“I was no longer handicapped by past neglect of Latin, French or Mathematics. We had now to learn fresh things and we all started equal. Tactics, Fortification, Topography (map-making), Military Law and Military Fortification, formed the whole curriculum. In addition were Drill, Gymnastics and Riding”.
Churchill found his work at Sandhurst exciting. He drew contoured maps of the hills in the area, designed paper plans for the advanced guards and rear guards, and even thought up simple tactical schemes. He learned how to blow up masonry bridges and make substitute bridges out of wood.
Winston Churchill graduated from Sandhurst with honors, eighth out of a class of 150 in December 1894, and although he could now have transferred to an infantry regiment as his father had wished, chose to remain with the cavalry and was commissioned as a Cornet (Second Lieutenant) in the 4th Queen’s Own Hussars on 20 February 1895. These two photos were taken after he was commissioned as a Cornet.
Churchill’s pay as a second-lieutenant in the 4th Hussars was £300 annually. However, he believed that he needed at least a further £500 (equivalent to £55,000 in 2012 terms) to support a style of life equal to that of other officers of the regiment.

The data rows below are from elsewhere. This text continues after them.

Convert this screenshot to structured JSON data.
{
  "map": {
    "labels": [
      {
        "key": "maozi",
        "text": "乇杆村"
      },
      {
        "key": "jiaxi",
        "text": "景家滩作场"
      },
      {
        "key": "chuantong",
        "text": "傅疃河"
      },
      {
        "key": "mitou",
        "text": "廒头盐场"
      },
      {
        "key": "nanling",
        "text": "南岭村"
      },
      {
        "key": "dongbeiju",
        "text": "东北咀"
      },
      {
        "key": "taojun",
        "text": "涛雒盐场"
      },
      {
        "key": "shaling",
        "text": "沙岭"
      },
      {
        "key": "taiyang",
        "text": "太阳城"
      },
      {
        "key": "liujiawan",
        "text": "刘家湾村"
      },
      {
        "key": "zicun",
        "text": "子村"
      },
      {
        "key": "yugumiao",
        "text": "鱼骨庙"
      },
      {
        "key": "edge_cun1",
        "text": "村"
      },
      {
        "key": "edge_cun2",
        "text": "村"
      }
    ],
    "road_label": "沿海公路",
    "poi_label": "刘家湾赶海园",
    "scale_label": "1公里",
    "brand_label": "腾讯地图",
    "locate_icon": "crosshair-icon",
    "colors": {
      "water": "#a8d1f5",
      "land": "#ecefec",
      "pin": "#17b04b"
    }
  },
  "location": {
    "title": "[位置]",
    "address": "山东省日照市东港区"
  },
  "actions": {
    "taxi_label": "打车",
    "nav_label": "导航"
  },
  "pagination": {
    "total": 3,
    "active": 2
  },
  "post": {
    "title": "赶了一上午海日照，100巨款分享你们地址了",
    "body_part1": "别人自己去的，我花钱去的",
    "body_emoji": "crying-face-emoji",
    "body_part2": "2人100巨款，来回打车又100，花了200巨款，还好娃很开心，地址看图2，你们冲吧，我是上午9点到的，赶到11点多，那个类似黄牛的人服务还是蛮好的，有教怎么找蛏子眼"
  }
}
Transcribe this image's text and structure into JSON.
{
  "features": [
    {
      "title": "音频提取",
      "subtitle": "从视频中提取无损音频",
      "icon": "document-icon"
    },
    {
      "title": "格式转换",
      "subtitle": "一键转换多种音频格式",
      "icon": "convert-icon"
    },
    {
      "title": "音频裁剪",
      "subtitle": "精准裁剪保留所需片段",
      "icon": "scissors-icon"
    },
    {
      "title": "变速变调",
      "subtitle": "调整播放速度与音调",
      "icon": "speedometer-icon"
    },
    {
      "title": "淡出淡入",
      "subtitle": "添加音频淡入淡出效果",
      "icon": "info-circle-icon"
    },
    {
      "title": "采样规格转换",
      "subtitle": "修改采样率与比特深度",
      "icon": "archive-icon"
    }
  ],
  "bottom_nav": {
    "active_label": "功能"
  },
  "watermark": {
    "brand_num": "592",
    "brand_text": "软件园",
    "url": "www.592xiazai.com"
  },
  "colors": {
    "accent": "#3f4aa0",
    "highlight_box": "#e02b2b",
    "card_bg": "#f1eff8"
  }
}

His mother provided an allowance of £400 per year, but this was repeatedly overspent. In order to boost his income, Churchill began war correspondence for a range of London newspapers.
(Photo credit: IWM / National Archives).